#### WHAT TO PRODUCE
Go through the listing and state how many lines hold the string "type". Nothing else is needed.

════

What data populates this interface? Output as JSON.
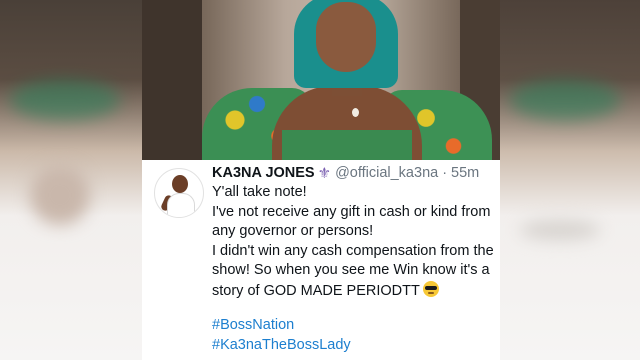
{
  "tweet": {
    "name": "KA3NA JONES",
    "verified_icon": "fleur-de-lis-icon",
    "handle": "@official_ka3na",
    "separator": "·",
    "time": "55m",
    "lines": [
      "Y'all take note!",
      "I've not receive any gift in cash or kind from",
      "any governor or persons!",
      "I didn't win any cash compensation from the",
      "show! So when you see me Win know it's a",
      "story of GOD MADE PERIODTT"
    ],
    "emoji": "smiling-face-with-sunglasses",
    "hashtags": [
      "#BossNation",
      "#Ka3naTheBossLady"
    ]
  },
  "colors": {
    "hashtag": "#1d7fcf",
    "name": "#0f1419",
    "meta": "#6b7680",
    "hair": "#1a8f8d"
  }
}
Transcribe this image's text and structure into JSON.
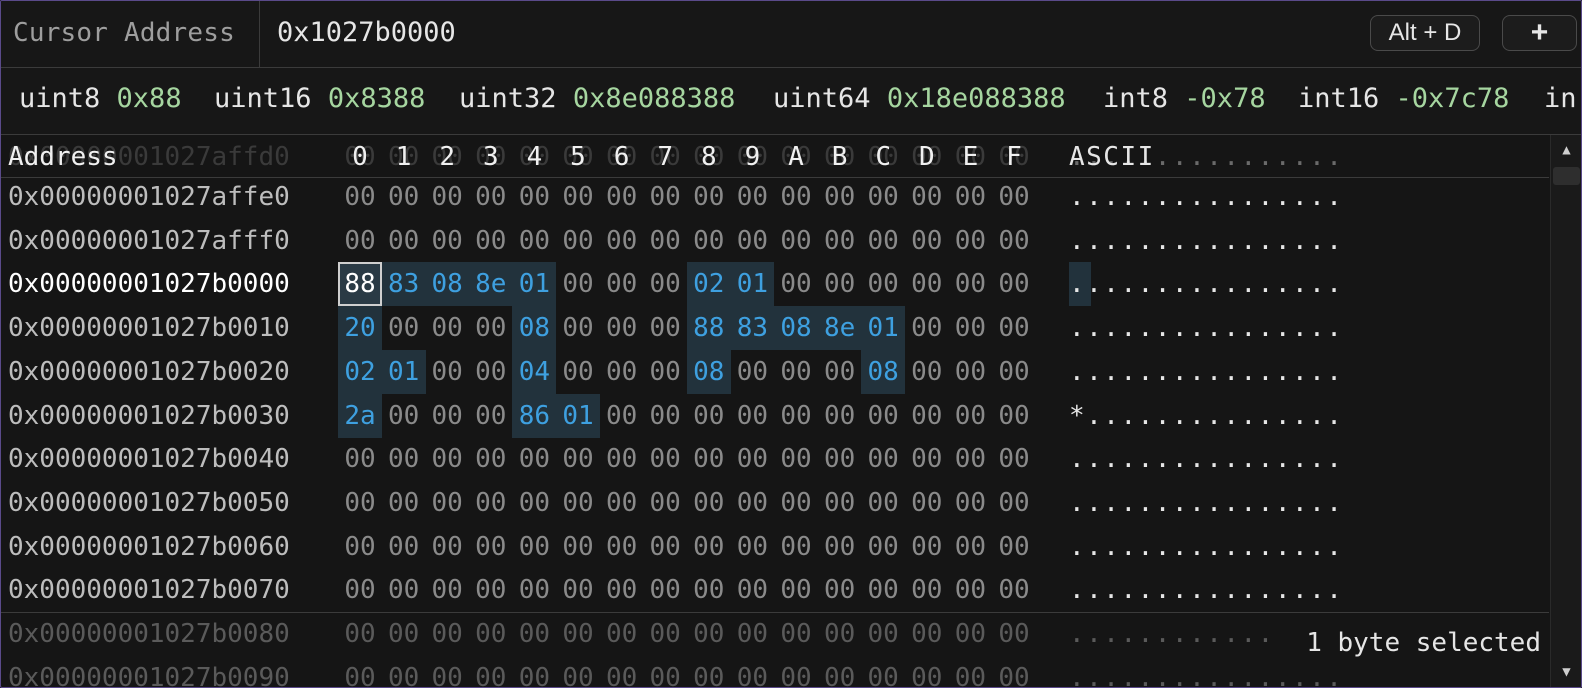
{
  "topbar": {
    "label": "Cursor Address",
    "address": "0x1027b0000",
    "shortcut_label": "Alt + D",
    "add_label": "+"
  },
  "inspector": [
    {
      "type": "uint8",
      "value": "0x88"
    },
    {
      "type": "uint16",
      "value": "0x8388"
    },
    {
      "type": "uint32",
      "value": "0x8e088388"
    },
    {
      "type": "uint64",
      "value": "0x18e088388"
    },
    {
      "type": "int8",
      "value": "-0x78"
    },
    {
      "type": "int16",
      "value": "-0x7c78"
    },
    {
      "type": "in",
      "value": ""
    }
  ],
  "hex": {
    "header_address": "Address",
    "header_cols": [
      "0",
      "1",
      "2",
      "3",
      "4",
      "5",
      "6",
      "7",
      "8",
      "9",
      "A",
      "B",
      "C",
      "D",
      "E",
      "F"
    ],
    "header_ascii": "ASCII",
    "ghost_row": {
      "address": "0x00000001027affd0",
      "ascii": "................"
    },
    "rows": [
      {
        "address": "0x00000001027affe0",
        "bytes": [
          "00",
          "00",
          "00",
          "00",
          "00",
          "00",
          "00",
          "00",
          "00",
          "00",
          "00",
          "00",
          "00",
          "00",
          "00",
          "00"
        ],
        "ascii": "................"
      },
      {
        "address": "0x00000001027afff0",
        "bytes": [
          "00",
          "00",
          "00",
          "00",
          "00",
          "00",
          "00",
          "00",
          "00",
          "00",
          "00",
          "00",
          "00",
          "00",
          "00",
          "00"
        ],
        "ascii": "................"
      },
      {
        "address": "0x00000001027b0000",
        "bytes": [
          "88",
          "83",
          "08",
          "8e",
          "01",
          "00",
          "00",
          "00",
          "02",
          "01",
          "00",
          "00",
          "00",
          "00",
          "00",
          "00"
        ],
        "ascii": "................"
      },
      {
        "address": "0x00000001027b0010",
        "bytes": [
          "20",
          "00",
          "00",
          "00",
          "08",
          "00",
          "00",
          "00",
          "88",
          "83",
          "08",
          "8e",
          "01",
          "00",
          "00",
          "00"
        ],
        "ascii": "................"
      },
      {
        "address": "0x00000001027b0020",
        "bytes": [
          "02",
          "01",
          "00",
          "00",
          "04",
          "00",
          "00",
          "00",
          "08",
          "00",
          "00",
          "00",
          "08",
          "00",
          "00",
          "00"
        ],
        "ascii": "................"
      },
      {
        "address": "0x00000001027b0030",
        "bytes": [
          "2a",
          "00",
          "00",
          "00",
          "86",
          "01",
          "00",
          "00",
          "00",
          "00",
          "00",
          "00",
          "00",
          "00",
          "00",
          "00"
        ],
        "ascii": "*..............."
      },
      {
        "address": "0x00000001027b0040",
        "bytes": [
          "00",
          "00",
          "00",
          "00",
          "00",
          "00",
          "00",
          "00",
          "00",
          "00",
          "00",
          "00",
          "00",
          "00",
          "00",
          "00"
        ],
        "ascii": "................"
      },
      {
        "address": "0x00000001027b0050",
        "bytes": [
          "00",
          "00",
          "00",
          "00",
          "00",
          "00",
          "00",
          "00",
          "00",
          "00",
          "00",
          "00",
          "00",
          "00",
          "00",
          "00"
        ],
        "ascii": "................"
      },
      {
        "address": "0x00000001027b0060",
        "bytes": [
          "00",
          "00",
          "00",
          "00",
          "00",
          "00",
          "00",
          "00",
          "00",
          "00",
          "00",
          "00",
          "00",
          "00",
          "00",
          "00"
        ],
        "ascii": "................"
      },
      {
        "address": "0x00000001027b0070",
        "bytes": [
          "00",
          "00",
          "00",
          "00",
          "00",
          "00",
          "00",
          "00",
          "00",
          "00",
          "00",
          "00",
          "00",
          "00",
          "00",
          "00"
        ],
        "ascii": "................"
      },
      {
        "address": "0x00000001027b0080",
        "bytes": [
          "00",
          "00",
          "00",
          "00",
          "00",
          "00",
          "00",
          "00",
          "00",
          "00",
          "00",
          "00",
          "00",
          "00",
          "00",
          "00"
        ],
        "ascii": "............"
      },
      {
        "address": "0x00000001027b0090",
        "bytes": [
          "00",
          "00",
          "00",
          "00",
          "00",
          "00",
          "00",
          "00",
          "00",
          "00",
          "00",
          "00",
          "00",
          "00",
          "00",
          "00"
        ],
        "ascii": "................"
      }
    ],
    "highlight": [
      [],
      [],
      [
        0,
        1,
        2,
        3,
        4,
        8,
        9
      ],
      [
        0,
        4,
        8,
        9,
        10,
        11,
        12
      ],
      [
        0,
        1,
        4,
        8,
        12
      ],
      [
        0,
        4,
        5
      ],
      [],
      [],
      [],
      [],
      [],
      []
    ],
    "cursor": {
      "row": 2,
      "col": 0
    }
  },
  "status": {
    "selection": "1 byte selected"
  },
  "colors": {
    "accent": "#3ea0e0",
    "value_green": "#a6d6a0",
    "border": "#5a4a8a"
  }
}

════

#### EXPECTED OUTPUT
7